■ Problem to solve: The word to find is "communautés". Copy each line of the material that contains it.

—————

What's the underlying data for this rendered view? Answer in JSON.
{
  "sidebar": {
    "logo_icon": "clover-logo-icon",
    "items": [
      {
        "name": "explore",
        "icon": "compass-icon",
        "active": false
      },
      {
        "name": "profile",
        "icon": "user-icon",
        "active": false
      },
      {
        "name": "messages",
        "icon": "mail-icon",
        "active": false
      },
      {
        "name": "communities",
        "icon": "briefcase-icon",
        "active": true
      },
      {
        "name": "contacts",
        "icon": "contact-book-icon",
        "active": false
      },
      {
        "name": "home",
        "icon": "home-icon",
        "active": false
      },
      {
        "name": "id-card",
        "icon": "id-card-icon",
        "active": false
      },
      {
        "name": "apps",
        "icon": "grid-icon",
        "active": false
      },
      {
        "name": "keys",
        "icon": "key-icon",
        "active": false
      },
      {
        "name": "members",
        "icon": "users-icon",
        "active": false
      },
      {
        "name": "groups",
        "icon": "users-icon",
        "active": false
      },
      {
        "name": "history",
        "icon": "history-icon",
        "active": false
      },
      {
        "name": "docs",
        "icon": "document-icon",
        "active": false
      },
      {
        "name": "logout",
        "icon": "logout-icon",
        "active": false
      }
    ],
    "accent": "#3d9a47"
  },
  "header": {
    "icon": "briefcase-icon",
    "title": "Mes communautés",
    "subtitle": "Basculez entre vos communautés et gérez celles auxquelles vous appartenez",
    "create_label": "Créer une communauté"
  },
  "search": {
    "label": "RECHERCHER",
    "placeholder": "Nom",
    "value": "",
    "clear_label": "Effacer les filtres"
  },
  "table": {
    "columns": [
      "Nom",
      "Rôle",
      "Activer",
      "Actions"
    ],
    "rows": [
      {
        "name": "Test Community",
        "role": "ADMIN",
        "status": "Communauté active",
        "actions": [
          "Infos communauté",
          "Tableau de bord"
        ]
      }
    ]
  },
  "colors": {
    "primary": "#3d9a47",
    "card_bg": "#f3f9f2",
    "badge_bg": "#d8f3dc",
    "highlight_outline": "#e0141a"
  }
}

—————

■ Written response:
    "title": "Mes communautés",
    "subtitle": "Basculez entre vos communautés et gérez celles auxquelles vous appartenez",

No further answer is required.